Until now, even with the vaccinations taking place, the health protocols remain the same. However, weddings still pushed on, but in intimate celebrations, which became a trend last year at the height of the pandemic.
What does this mean for the hospitality industry then, specifically for event venues? With fewer bookings to anticipate and a smaller number of party attendees to serve, will they ever be the same again?
Recommendations by the CDC
The Centers for Disease Control and Prevention (CDC) continues to discourage large gatherings. This guidance is targeted at people who are planning to hold special occasions, like sporting events, concerts, festivals, conferences, parades, or weddings. Ideally, people from different households shouldn’t gather.
Event planners should work with state and local officials to ensure that the guidance will be followed. All gatherings must comply with the protocols, or they’ll risk spreading the virus further.
Getting vaccinated for COVID-19 isn’t your cue to stop following the guidelines and protocols. You should still wear your face mask and practice physical distancing. That’s because while you’ve developed an immune response to the virus, you can still carry it if you’ve been exposed to infected people. As such, you can transmit the virus to unvaccinated people or those with weakened immune systems, like the elderly.
So if you’re planning to have a big wedding ceremony or a corporate event, your event planner will ask you to reconsider. Even if your entire guest list is vaccinated, you’ll still be breaking protocols if you push through; what if the crew and caterers are unvaccinated? If you must hold that large gathering, perhaps it’s safer to do it at home, without outside help.
Celebrations Will Deviate From Tradition
COVID-19 challenged traditions all over the world. Christmas, New Year, and Thanksgiving holidays saw no large family reunions. But the celebration that changed the most is weddings. From the usual 100 to 150 guests, it boiled down to less than 50.
Couples who changed their wedding plans in 2020 either waited it out or downgraded to an intimate ceremony. Some even eloped, because they were uncertain if the old normal can return anytime soon. However, while intimate weddings made couples happy, it may not be the same for event venues and planners. Due to the simpler nature of such weddings, couples were able to DIY, making an event planner unnecessary. And of course, with only a select number of attendees, venues earned lower revenue — unless they accommodated intimate weddings often.

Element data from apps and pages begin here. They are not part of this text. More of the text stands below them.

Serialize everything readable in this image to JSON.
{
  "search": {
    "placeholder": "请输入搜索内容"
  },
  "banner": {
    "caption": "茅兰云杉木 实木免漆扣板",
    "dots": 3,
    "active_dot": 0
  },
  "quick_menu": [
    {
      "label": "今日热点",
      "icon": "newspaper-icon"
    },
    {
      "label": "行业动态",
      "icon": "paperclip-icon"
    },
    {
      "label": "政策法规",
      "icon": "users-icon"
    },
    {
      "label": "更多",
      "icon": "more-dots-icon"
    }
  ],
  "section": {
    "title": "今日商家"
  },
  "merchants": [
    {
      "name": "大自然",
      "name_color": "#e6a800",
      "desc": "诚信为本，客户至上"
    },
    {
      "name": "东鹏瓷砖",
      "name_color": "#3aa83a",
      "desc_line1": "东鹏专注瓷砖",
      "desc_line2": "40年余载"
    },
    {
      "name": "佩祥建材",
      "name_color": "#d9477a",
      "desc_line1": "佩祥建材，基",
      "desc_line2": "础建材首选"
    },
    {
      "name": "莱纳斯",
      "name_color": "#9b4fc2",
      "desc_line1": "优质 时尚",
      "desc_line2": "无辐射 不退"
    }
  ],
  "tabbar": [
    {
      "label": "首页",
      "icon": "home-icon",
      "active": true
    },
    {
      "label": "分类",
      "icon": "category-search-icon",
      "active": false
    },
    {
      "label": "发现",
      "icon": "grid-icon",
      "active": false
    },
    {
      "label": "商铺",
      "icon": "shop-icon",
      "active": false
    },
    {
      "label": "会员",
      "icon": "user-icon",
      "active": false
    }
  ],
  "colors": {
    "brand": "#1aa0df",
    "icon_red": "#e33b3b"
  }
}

On the brighter side, since intimate weddings are non-traditional, they made good use of outdoor venues. And open-air is less likely to transmit viruses compared to small air-conditioned rooms. As such, bed and breakfasts (B&Bs) became the ideal spot for weddings. Their homely appeal and beautiful gardens provided the perfect environment for relaxation and healing, both of which we needed during the trying times.

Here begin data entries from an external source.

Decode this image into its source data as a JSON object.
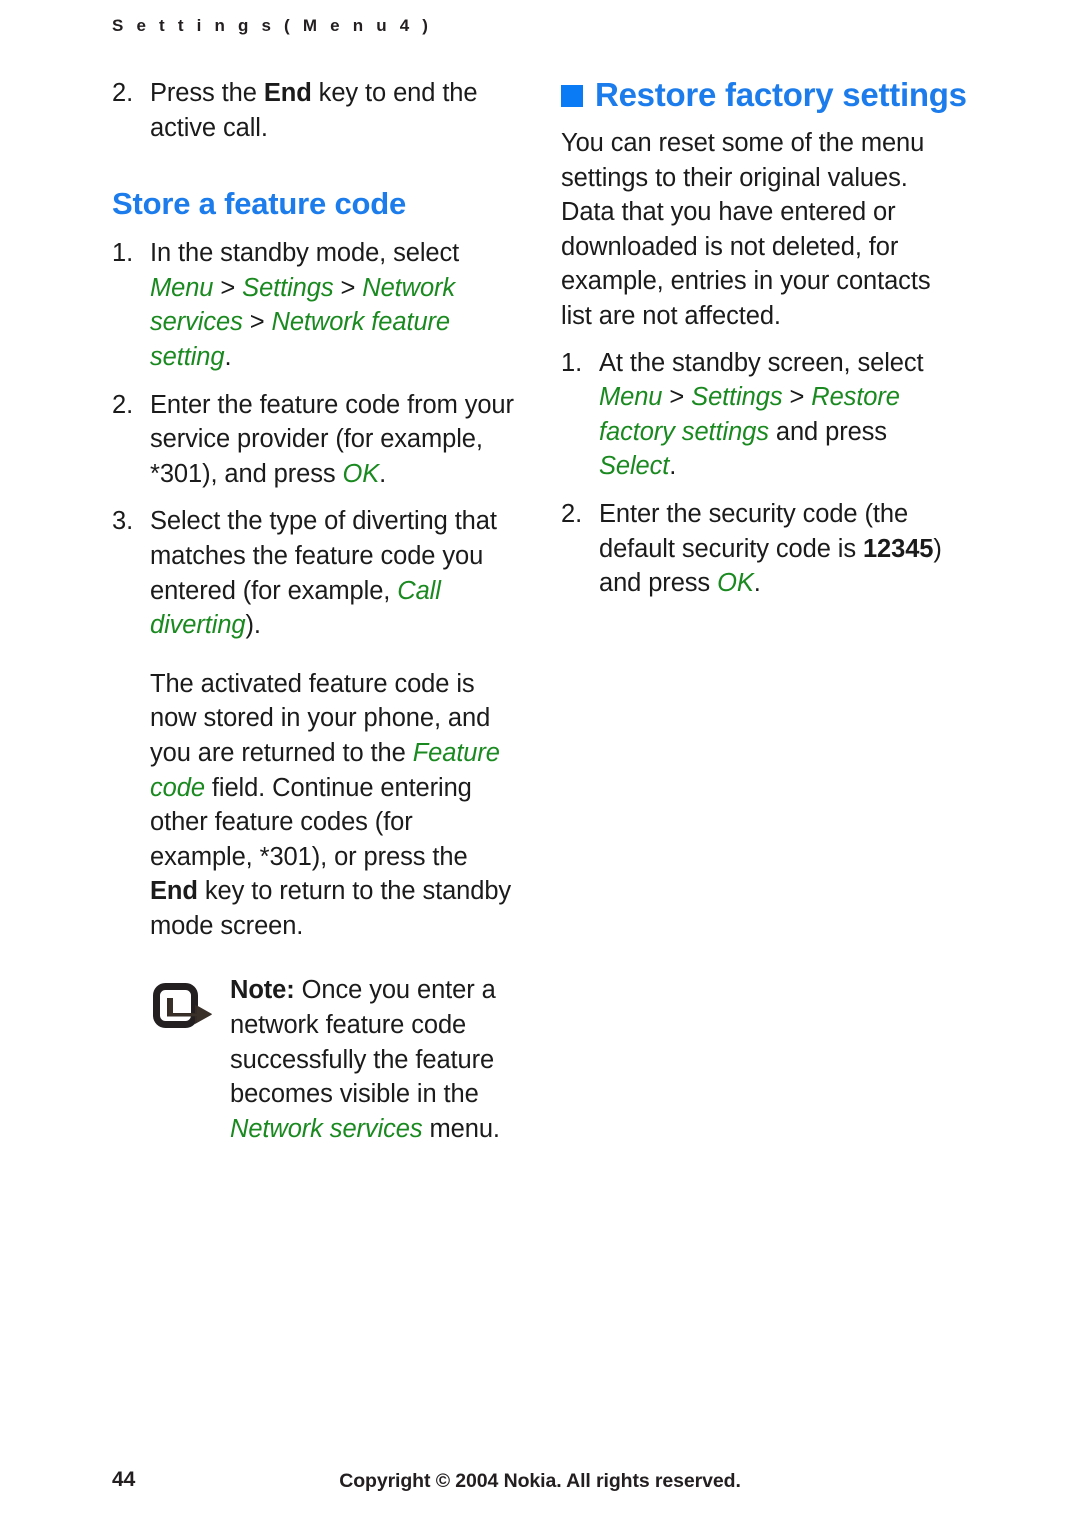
{
  "header": {
    "running_title": "S e t t i n g s   ( M e n u   4 )"
  },
  "colors": {
    "heading_blue": "#1c7ceb",
    "bullet_blue": "#0b7bf5",
    "menu_green": "#1a8a20",
    "body_black": "#1b1b1b"
  },
  "left_column": {
    "continued_step": {
      "number": "2.",
      "text_before": "Press the ",
      "key_bold": "End",
      "text_after": " key to end the active call."
    },
    "section_heading": "Store a feature code",
    "steps": [
      {
        "number": "1.",
        "lead": "In the standby mode, select ",
        "path": [
          "Menu",
          "Settings",
          "Network services",
          "Network feature setting"
        ],
        "separator": " > ",
        "trailing": "."
      },
      {
        "number": "2.",
        "lead": "Enter the feature code from your service provider (for example, *301), and press ",
        "emphasis": "OK",
        "trailing": "."
      },
      {
        "number": "3.",
        "lead": "Select the type of diverting that matches the feature code you entered (for example, ",
        "emphasis": "Call diverting",
        "trailing": ")."
      }
    ],
    "step3_paragraph": {
      "part1": "The activated feature code is now stored in your phone, and you are returned to the ",
      "emphasis1": "Feature code",
      "part2": " field. Continue entering other feature codes (for example, *301), or press the ",
      "bold1": "End",
      "part3": " key to return to the standby mode screen."
    },
    "note": {
      "icon": "note-arrow-icon",
      "label": "Note:",
      "part1": " Once you enter a network feature code successfully the feature becomes visible in the ",
      "emphasis1": "Network services",
      "part2": " menu."
    }
  },
  "right_column": {
    "section_bullet": "square-bullet-icon",
    "section_heading": "Restore factory settings",
    "intro": "You can reset some of the menu settings to their original values. Data that you have entered or downloaded is not deleted, for example, entries in your contacts list are not affected.",
    "steps": [
      {
        "number": "1.",
        "lead": "At the standby screen, select ",
        "path": [
          "Menu",
          "Settings",
          "Restore factory settings"
        ],
        "separator": " > ",
        "mid": " and press ",
        "emphasis": "Select",
        "trailing": "."
      },
      {
        "number": "2.",
        "lead": "Enter the security code (the default security code is ",
        "bold": "12345",
        "mid": ") and press ",
        "emphasis": "OK",
        "trailing": "."
      }
    ]
  },
  "footer": {
    "page_number": "44",
    "copyright": "Copyright © 2004 Nokia. All rights reserved."
  }
}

How Events Venues Should Adapt to the New Celebration Trends
Event venues, especially those with spacious outdoor party areas, should focus their property enhancement efforts on spectacular commercial landscaping. Not only will it attract bookings, but it’ll have some mental health benefits, too.
The COVID-19 pandemic was stressful for everyone, and it worsened the mental health of people who are already dealing with issues. Making your event venue a healing space is the least you can do for your guests and staff. Breathing in the fresh air, basking in the sunlight, and gazing at the beautiful plants can boost cognitive ability, self-esteem, and calm the body’s fight-or-flight response. If your gardens are private and peaceful, that’s even better, because guests or staff can use the space to meditate. Experts suggest that spending 20 to 30 minutes in nature three days a week will produce mental health benefits.
Because no one can predict the exact end of COVID-19, event planners, venues, and consumers should try to focus on safety first instead of when they could party again. We need to be more considerate to the future we’ll create, and our behaviors today will determine that. So don’t rush with your extravagant plans while the protocols are still in place. Right now, staying safe and healthy is more important than anything.